Lead singer and guitarist of Vampire Weekend, Ezra Koenig, performs in Manchester in 2010 prior to their break.

Moses Namkung

Lead singer and guitarist of Vampire Weekend, Ezra Koenig, performs in Manchester in 2010 prior to their break.

Innovative ideas have flooded the music industry, causing a spike in streaming downloads and services. Apps like Spotify, Apple Music and Pandora have taken over, replacing cassettes and even CDs, allowing the way artists release new music to evolve.

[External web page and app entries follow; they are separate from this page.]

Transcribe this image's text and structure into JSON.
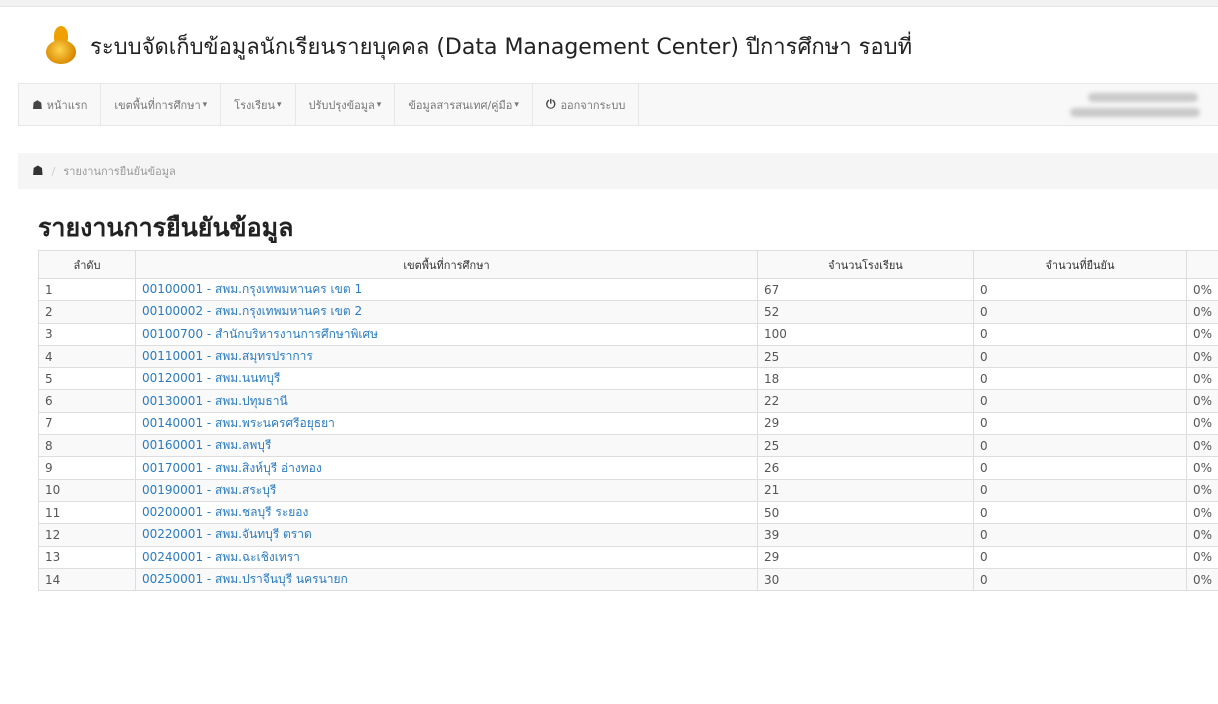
{
  "app": {
    "title": "ระบบจัดเก็บข้อมูลนักเรียนรายบุคคล (Data Management Center) ปีการศึกษา รอบที่"
  },
  "navbar": {
    "items": [
      {
        "label": "หน้าแรก",
        "icon": "home-icon"
      },
      {
        "label": "เขตพื้นที่การศึกษา",
        "dropdown": true
      },
      {
        "label": "โรงเรียน",
        "dropdown": true
      },
      {
        "label": "ปรับปรุงข้อมูล",
        "dropdown": true
      },
      {
        "label": "ข้อมูลสารสนเทศ/คู่มือ",
        "dropdown": true
      },
      {
        "label": "ออกจากระบบ",
        "icon": "power-icon"
      }
    ]
  },
  "breadcrumb": {
    "current": "รายงานการยืนยันข้อมูล"
  },
  "page": {
    "title": "รายงานการยืนยันข้อมูล"
  },
  "table": {
    "headers": [
      "ลำดับ",
      "เขตพื้นที่การศึกษา",
      "จำนวนโรงเรียน",
      "จำนวนที่ยืนยัน",
      ""
    ],
    "rows": [
      {
        "no": "1",
        "area": "00100001 - สพม.กรุงเทพมหานคร เขต 1",
        "schools": "67",
        "confirmed": "0",
        "percent": "0%"
      },
      {
        "no": "2",
        "area": "00100002 - สพม.กรุงเทพมหานคร เขต 2",
        "schools": "52",
        "confirmed": "0",
        "percent": "0%"
      },
      {
        "no": "3",
        "area": "00100700 - สำนักบริหารงานการศึกษาพิเศษ",
        "schools": "100",
        "confirmed": "0",
        "percent": "0%"
      },
      {
        "no": "4",
        "area": "00110001 - สพม.สมุทรปราการ",
        "schools": "25",
        "confirmed": "0",
        "percent": "0%"
      },
      {
        "no": "5",
        "area": "00120001 - สพม.นนทบุรี",
        "schools": "18",
        "confirmed": "0",
        "percent": "0%"
      },
      {
        "no": "6",
        "area": "00130001 - สพม.ปทุมธานี",
        "schools": "22",
        "confirmed": "0",
        "percent": "0%"
      },
      {
        "no": "7",
        "area": "00140001 - สพม.พระนครศรีอยุธยา",
        "schools": "29",
        "confirmed": "0",
        "percent": "0%"
      },
      {
        "no": "8",
        "area": "00160001 - สพม.ลพบุรี",
        "schools": "25",
        "confirmed": "0",
        "percent": "0%"
      },
      {
        "no": "9",
        "area": "00170001 - สพม.สิงห์บุรี อ่างทอง",
        "schools": "26",
        "confirmed": "0",
        "percent": "0%"
      },
      {
        "no": "10",
        "area": "00190001 - สพม.สระบุรี",
        "schools": "21",
        "confirmed": "0",
        "percent": "0%"
      },
      {
        "no": "11",
        "area": "00200001 - สพม.ชลบุรี ระยอง",
        "schools": "50",
        "confirmed": "0",
        "percent": "0%"
      },
      {
        "no": "12",
        "area": "00220001 - สพม.จันทบุรี ตราด",
        "schools": "39",
        "confirmed": "0",
        "percent": "0%"
      },
      {
        "no": "13",
        "area": "00240001 - สพม.ฉะเชิงเทรา",
        "schools": "29",
        "confirmed": "0",
        "percent": "0%"
      },
      {
        "no": "14",
        "area": "00250001 - สพม.ปราจีนบุรี นครนายก",
        "schools": "30",
        "confirmed": "0",
        "percent": "0%"
      }
    ]
  },
  "colors": {
    "link": "#2a7bbf",
    "navbar_bg": "#f8f8f8",
    "breadcrumb_bg": "#f5f5f5"
  }
}
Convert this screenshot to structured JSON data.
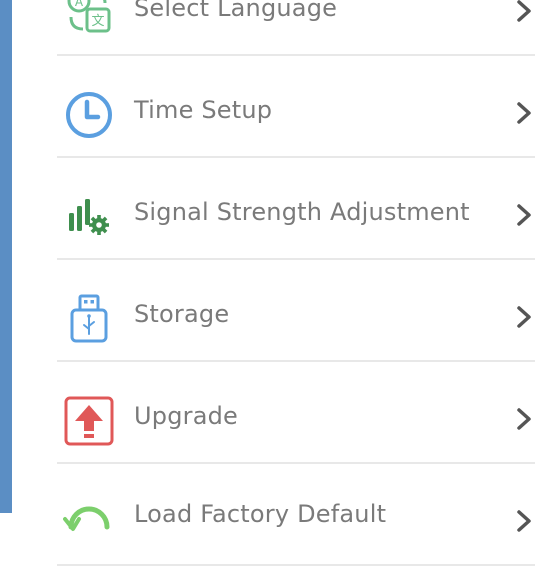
{
  "colors": {
    "rail": "#5b8ec4",
    "label": "#7a7a7a",
    "chevron": "#555555",
    "divider": "#e8e8e8",
    "language_icon": "#6cc08a",
    "time_icon": "#5b9fe0",
    "signal_icon": "#3f8f4e",
    "storage_icon": "#5b9fe0",
    "upgrade_icon": "#e05858",
    "reset_icon": "#7ccf6c"
  },
  "menu": {
    "items": [
      {
        "label": "Select Language",
        "icon": "translate-icon"
      },
      {
        "label": "Time Setup",
        "icon": "clock-icon"
      },
      {
        "label": "Signal Strength Adjustment",
        "icon": "signal-settings-icon"
      },
      {
        "label": "Storage",
        "icon": "usb-drive-icon"
      },
      {
        "label": "Upgrade",
        "icon": "upgrade-arrow-icon"
      },
      {
        "label": "Load Factory Default",
        "icon": "reset-icon"
      }
    ]
  }
}
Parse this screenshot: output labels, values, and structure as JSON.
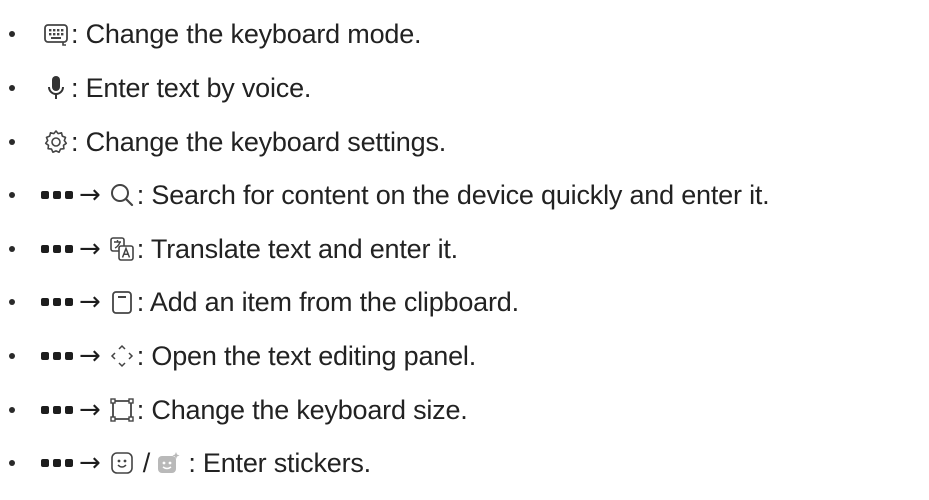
{
  "items": [
    {
      "text": ": Change the keyboard mode.",
      "icon": "keyboard-icon"
    },
    {
      "text": ": Enter text by voice.",
      "icon": "microphone-icon"
    },
    {
      "text": ": Change the keyboard settings.",
      "icon": "gear-icon"
    },
    {
      "text": ": Search for content on the device quickly and enter it.",
      "icon": "search-icon",
      "via_more": true
    },
    {
      "text": ": Translate text and enter it.",
      "icon": "translate-icon",
      "via_more": true
    },
    {
      "text": ": Add an item from the clipboard.",
      "icon": "clipboard-icon",
      "via_more": true
    },
    {
      "text": ": Open the text editing panel.",
      "icon": "text-editing-icon",
      "via_more": true
    },
    {
      "text": ": Change the keyboard size.",
      "icon": "keyboard-size-icon",
      "via_more": true
    },
    {
      "text": ": Enter stickers.",
      "icon": "sticker-icon",
      "icon_alt": "ar-emoji-sticker-icon",
      "separator": "/",
      "via_more": true
    }
  ],
  "colors": {
    "text": "#222222",
    "icon_stroke": "#444444",
    "sticker_fill": "#b9b9b9"
  }
}
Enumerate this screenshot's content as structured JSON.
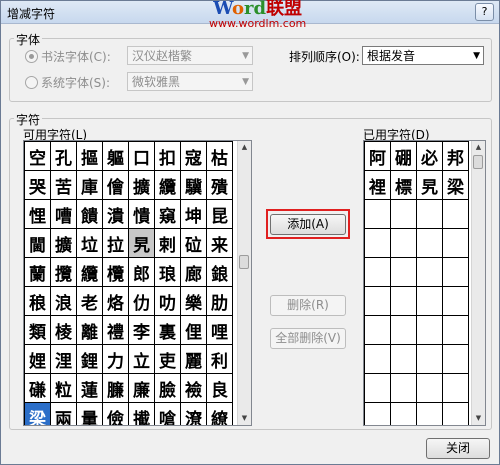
{
  "window": {
    "title": "增减字符",
    "help": "?",
    "close": "✕"
  },
  "watermark": {
    "brand_w": "W",
    "brand_o": "o",
    "brand_rd": "rd",
    "brand_cn": "联盟",
    "url": "www.wordlm.com"
  },
  "font_group": {
    "label": "字体",
    "calligraphy_font": {
      "label": "书法字体(C):",
      "selected": true,
      "value": "汉仪赵楷繁"
    },
    "system_font": {
      "label": "系统字体(S):",
      "selected": false,
      "value": "微软雅黑"
    },
    "sort_order": {
      "label": "排列顺序(O):",
      "value": "根据发音"
    }
  },
  "chars_group": {
    "label": "字符",
    "available_label": "可用字符(L)",
    "used_label": "已用字符(D)",
    "available_rows": [
      [
        "空",
        "孔",
        "摳",
        "軀",
        "口",
        "扣",
        "寇",
        "枯"
      ],
      [
        "哭",
        "苦",
        "庫",
        "儈",
        "擴",
        "纜",
        "驥",
        "殨"
      ],
      [
        "悝",
        "嘈",
        "饋",
        "潰",
        "憒",
        "窺",
        "坤",
        "昆"
      ],
      [
        "閫",
        "擴",
        "垃",
        "拉",
        "旯",
        "剌",
        "砬",
        "来"
      ],
      [
        "蘭",
        "攬",
        "纜",
        "欖",
        "郎",
        "琅",
        "廊",
        "鋃"
      ],
      [
        "稂",
        "浪",
        "老",
        "烙",
        "仂",
        "叻",
        "樂",
        "肋"
      ],
      [
        "類",
        "棱",
        "離",
        "禮",
        "李",
        "裏",
        "俚",
        "哩"
      ],
      [
        "娌",
        "浬",
        "鋰",
        "力",
        "立",
        "吏",
        "麗",
        "利"
      ],
      [
        "磏",
        "粒",
        "蓮",
        "臁",
        "廉",
        "臉",
        "襝",
        "良"
      ],
      [
        "梁",
        "兩",
        "量",
        "儉",
        "擮",
        "嗆",
        "潦",
        "繚"
      ]
    ],
    "used_rows": [
      [
        "阿",
        "硼",
        "必",
        "邦"
      ],
      [
        "裡",
        "標",
        "旯",
        "梁"
      ],
      [
        "",
        "",
        "",
        ""
      ],
      [
        "",
        "",
        "",
        ""
      ],
      [
        "",
        "",
        "",
        ""
      ],
      [
        "",
        "",
        "",
        ""
      ],
      [
        "",
        "",
        "",
        ""
      ],
      [
        "",
        "",
        "",
        ""
      ],
      [
        "",
        "",
        "",
        ""
      ],
      [
        "",
        "",
        "",
        ""
      ]
    ]
  },
  "buttons": {
    "add": "添加(A)",
    "remove": "删除(R)",
    "remove_all": "全部删除(V)",
    "close": "关闭"
  },
  "colors": {
    "selection": "#2b6ec8",
    "highlight_frame": "#e02020"
  }
}
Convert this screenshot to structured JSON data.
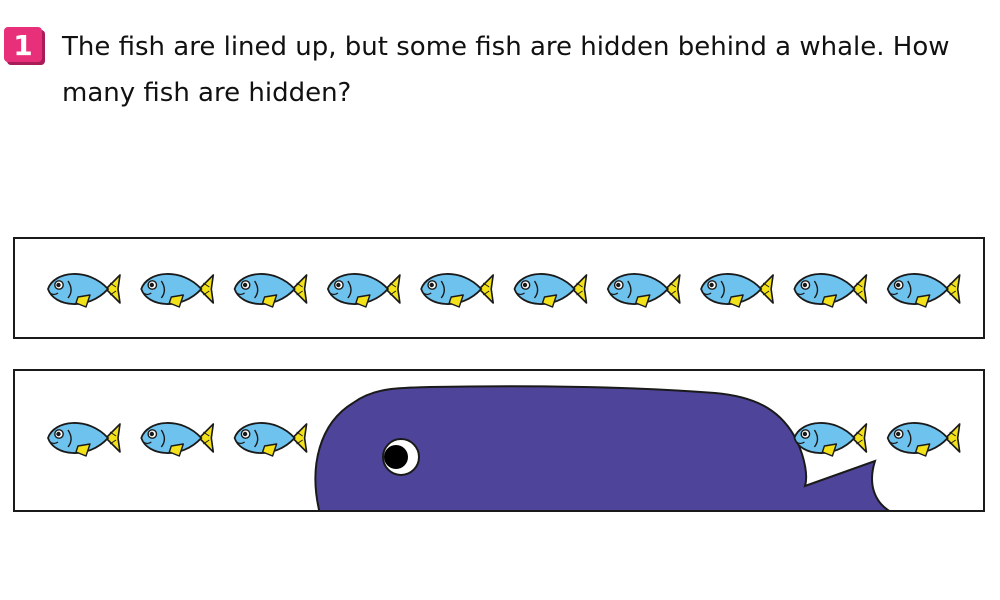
{
  "question": {
    "number": "1",
    "text": "The fish are lined up, but some fish are hidden behind a whale. How many fish are hidden?"
  },
  "colors": {
    "badge": "#e8307a",
    "fish_body": "#6ec3ee",
    "fish_fin": "#f3e11a",
    "whale": "#4e459a",
    "outline": "#1a1a1a"
  },
  "scene": {
    "top_row_fish_count": 10,
    "bottom_row_visible_fish_count": 5,
    "bottom_row_left_fish": 3,
    "bottom_row_right_fish": 2,
    "hiding_object": "whale"
  }
}
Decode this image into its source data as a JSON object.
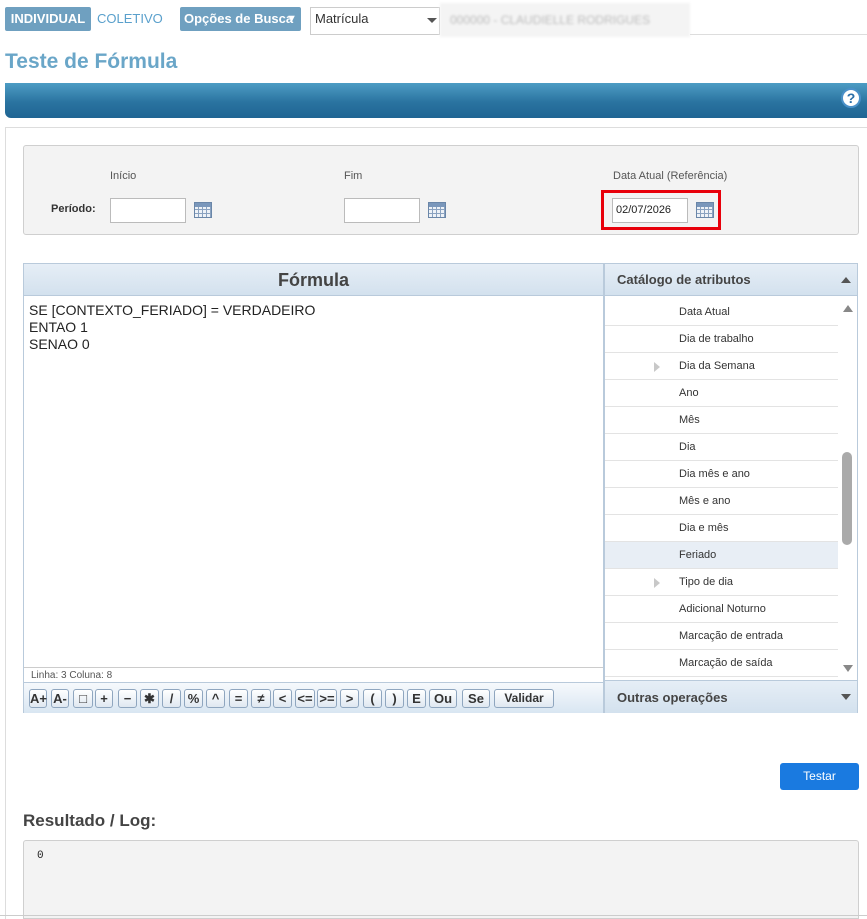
{
  "topbar": {
    "tab_individual": "INDIVIDUAL",
    "tab_coletivo": "COLETIVO",
    "search_options": "Opções de Busca",
    "search_options_caret": "▼",
    "search_type": "Matrícula",
    "employee": "000000 - CLAUDIELLE RODRIGUES"
  },
  "page": {
    "title": "Teste de Fórmula",
    "help": "?"
  },
  "period": {
    "label": "Período:",
    "start_label": "Início",
    "end_label": "Fim",
    "ref_label": "Data Atual (Referência)",
    "start_value": "",
    "end_value": "",
    "ref_value": "02/07/2026"
  },
  "formula": {
    "title": "Fórmula",
    "text": "SE [CONTEXTO_FERIADO] = VERDADEIRO\nENTAO 1\nSENAO 0",
    "status": "Linha: 3 Coluna: 8",
    "toolbar": [
      "A+",
      "A-",
      "□",
      "+",
      "−",
      "✱",
      "/",
      "%",
      "^",
      "=",
      "≠",
      "<",
      "<=",
      ">=",
      ">",
      "(",
      ")",
      "E",
      "Ou",
      "Se",
      "Validar"
    ]
  },
  "catalog": {
    "title": "Catálogo de atributos",
    "items": [
      {
        "label": "Data Atual",
        "expandable": false,
        "selected": false
      },
      {
        "label": "Dia de trabalho",
        "expandable": false,
        "selected": false
      },
      {
        "label": "Dia da Semana",
        "expandable": true,
        "selected": false
      },
      {
        "label": "Ano",
        "expandable": false,
        "selected": false
      },
      {
        "label": "Mês",
        "expandable": false,
        "selected": false
      },
      {
        "label": "Dia",
        "expandable": false,
        "selected": false
      },
      {
        "label": "Dia mês e ano",
        "expandable": false,
        "selected": false
      },
      {
        "label": "Mês e ano",
        "expandable": false,
        "selected": false
      },
      {
        "label": "Dia e mês",
        "expandable": false,
        "selected": false
      },
      {
        "label": "Feriado",
        "expandable": false,
        "selected": true
      },
      {
        "label": "Tipo de dia",
        "expandable": true,
        "selected": false
      },
      {
        "label": "Adicional Noturno",
        "expandable": false,
        "selected": false
      },
      {
        "label": "Marcação de entrada",
        "expandable": false,
        "selected": false
      },
      {
        "label": "Marcação de saída",
        "expandable": false,
        "selected": false
      }
    ],
    "other_ops": "Outras operações"
  },
  "actions": {
    "test_label": "Testar"
  },
  "result": {
    "title": "Resultado / Log:",
    "value": "0"
  },
  "colors": {
    "accent": "#6aa6c8",
    "highlight": "#e8000b",
    "button": "#1a7ae0"
  }
}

There may be no clearer example of this than the changes faced in just six years for the New York City-based indie rock band Vampire Weekend. From an interpersonal standpoint, singer Ezra Koenig recently became a father while former guitarist Rostam Batmanglij left the band to pursue a solo career. Not only has the band grown and changed in size and sound since their last album, but the way their fans listen has changed too. Their newest album, “Father of the Bride,” recently released on May 3, including 18 songs, including Harmony Hall and Sunflower. Koenig stated that he would like to make it a double sided album because there are so many songs, but questions if that is something artists even do anymore.

There was some discussion of there being a lot of songs, like ‘Can you break it up into two or three parts that could help it [be] better for streaming?…I’m open to these conversations…but this is a double album. I wanted my double vinyl,” Koenig was quoted in the Washington Post.

In their new album, “Father of the Bride,” the band took a bit of a change from their unique style of reggae-punk-rock-alternative-indie-pop. Being their first album without their main songwriter and with influence from multiple different genres of music, such as lo-fi and R&B, it is no surprise their sound has evolved. With Koenig collaborating with artists like Steve Lacey and Danielle Haim, and with the absence of the main songwriter, the sound of their new music has lost their signature sound. Although this may be a disappointment to some fans, this change is a perfect representation of what this album is truly about–going through changes, growing up, and moving forward.

“If anything, [the album] is marked with the most painful nostalgia I ever felt in my life, which I think also just happens as you get older…” Koenig was quoted in Entertainment Weekly.

“Father of the Bride” is a time capsule of Vampire Weekend, with some songs written years ago and others in the past year. Lyrically and literally, the album artfully describes the growing pains and changes of life.